You probably did too.
Some booksellers have told me they laughed out loud when they heard. Then rubbed their hands together with glee and immediately put in an order for more (or in many cases their first) copies of The Cuckoo’s Calling by Robert Galbraith.
The fictional bio created for “Galbraith” described the supposed debut novelist thusly:
Born in 1968, Robert Galbraith is married with two sons. After several years with the Royal Military Police, he was attached to the SIB (Special Investigation Branch), the plain-clothes branch of the RMP. He left the military in 2003 and has been working since then in the civilian security industry. The idea for protagonist Cormoran Strike grew directly out of his own experiences and those of his military friends who have returned to the civilian world. ‘Robert Galbraith’ is a pseudonym.
But now, as the whole world knows, Robert Galbraith is a pseudonym for JK Rowling, author of the Harry Potter series.
Rowling was advised when she first became a published author to use initials instead of her first name, Joanne, because “male authors sold better.” Hmmmm. Maybe. In some cases.
But today I think it safe to say that probably depends on who be the girl author and who be the boy author.
Prior to the announcement of Robert Galbraith’s true identity on July 13, the book had sold 1,500 copies since being released in April. Within a few hours of the announcement sales had increased 150,000%.
By the next day it had jumped to #1 on Kindle.
The London Times reported that Rowling said “I had hoped to keep this secret a little longer because being Robert Galbraith has been such a liberating experience.

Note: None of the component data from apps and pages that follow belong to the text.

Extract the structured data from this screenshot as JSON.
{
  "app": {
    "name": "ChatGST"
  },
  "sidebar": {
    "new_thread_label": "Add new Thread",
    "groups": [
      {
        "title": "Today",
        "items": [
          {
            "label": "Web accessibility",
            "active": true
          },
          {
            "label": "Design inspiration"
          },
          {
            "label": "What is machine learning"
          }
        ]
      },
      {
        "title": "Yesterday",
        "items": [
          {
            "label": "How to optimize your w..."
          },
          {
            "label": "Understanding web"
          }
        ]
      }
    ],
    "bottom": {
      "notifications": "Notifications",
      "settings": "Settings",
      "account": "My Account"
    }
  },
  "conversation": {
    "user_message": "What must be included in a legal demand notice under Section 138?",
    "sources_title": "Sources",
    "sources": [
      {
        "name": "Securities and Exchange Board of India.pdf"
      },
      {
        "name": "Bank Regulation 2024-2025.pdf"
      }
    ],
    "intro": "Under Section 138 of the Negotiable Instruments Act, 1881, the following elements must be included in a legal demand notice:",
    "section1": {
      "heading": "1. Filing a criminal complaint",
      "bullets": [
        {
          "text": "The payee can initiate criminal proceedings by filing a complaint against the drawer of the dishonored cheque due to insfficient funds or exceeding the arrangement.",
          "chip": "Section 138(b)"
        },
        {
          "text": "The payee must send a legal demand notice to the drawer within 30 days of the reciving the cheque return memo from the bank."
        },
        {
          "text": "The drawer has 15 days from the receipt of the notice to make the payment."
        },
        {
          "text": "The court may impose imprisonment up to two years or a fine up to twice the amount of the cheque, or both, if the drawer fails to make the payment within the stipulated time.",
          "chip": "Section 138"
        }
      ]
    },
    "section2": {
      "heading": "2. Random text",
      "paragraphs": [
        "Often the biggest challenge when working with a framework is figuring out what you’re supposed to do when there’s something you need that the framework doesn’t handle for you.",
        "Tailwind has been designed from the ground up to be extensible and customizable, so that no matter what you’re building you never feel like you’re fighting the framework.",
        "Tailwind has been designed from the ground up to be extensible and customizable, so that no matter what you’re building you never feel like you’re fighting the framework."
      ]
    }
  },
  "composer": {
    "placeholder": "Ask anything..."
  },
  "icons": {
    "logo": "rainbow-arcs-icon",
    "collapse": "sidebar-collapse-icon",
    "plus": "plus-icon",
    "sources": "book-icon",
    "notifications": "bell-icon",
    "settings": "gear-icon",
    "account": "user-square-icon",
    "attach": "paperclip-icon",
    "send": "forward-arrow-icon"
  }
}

It has been wonderful to publish without hype or expectation and pure pleasure to get feedback under a different name.”
I don’t have trouble believing that. ‘Cause, let’s face it, it’s not like she needs the money.
And let’s face something else: anything she writes in the future is going to be held up in comparison to the Harry Potter series. And—since lightning seldom strikes in the same place twice—is probably going to be found wanting.
What’s amazing is that she’s had the guts to write anything else under her own name. Harper Lee, author of To Kill a Mockingbird, has yet to do so. And, as has been widely reported, The Casual Vacancy, published not too long ago under Rowling’s own name, was not well received. The sales weren’t bad, but the reviews weren’t great.
My guess is that Rowling genuinely wanted to keep Robert Galbraith’s identity a secret for several years to come. However, if or when her publisher, or their pr department, agreed to do so, they probably had their fingers crossed behind their backs and had a date certain set when they’d “leak” the news.
For, while Rowling doesn’t need the money, publishers always do. And you’ve got to hand it to them: their plan worked!!
If this cuckoo’s calling anything, it’s not “cuckoo,” it’s “ka-ching!”
HOW ABOUT YOU? DO YOU THINK THE PUBLISHER ALWAYS PLANNED TO LEAK THIS NEWS? HAVE YOU READ THE CUCKOO’S CALLING OR CASUAL VACANCY YET? IF SO, WHAT DID YOU THINK ABOUT THEM? A FREE COPY OF MY DEBUT NOVEL, MRS. GOODFELLER, WILL BE RANDOMLY AWARDED TO ONE PERSON WHO LEAVES A COMMENT BELOW BEFORE THE NEXT WRITERSPACE BLOG IS POSTED.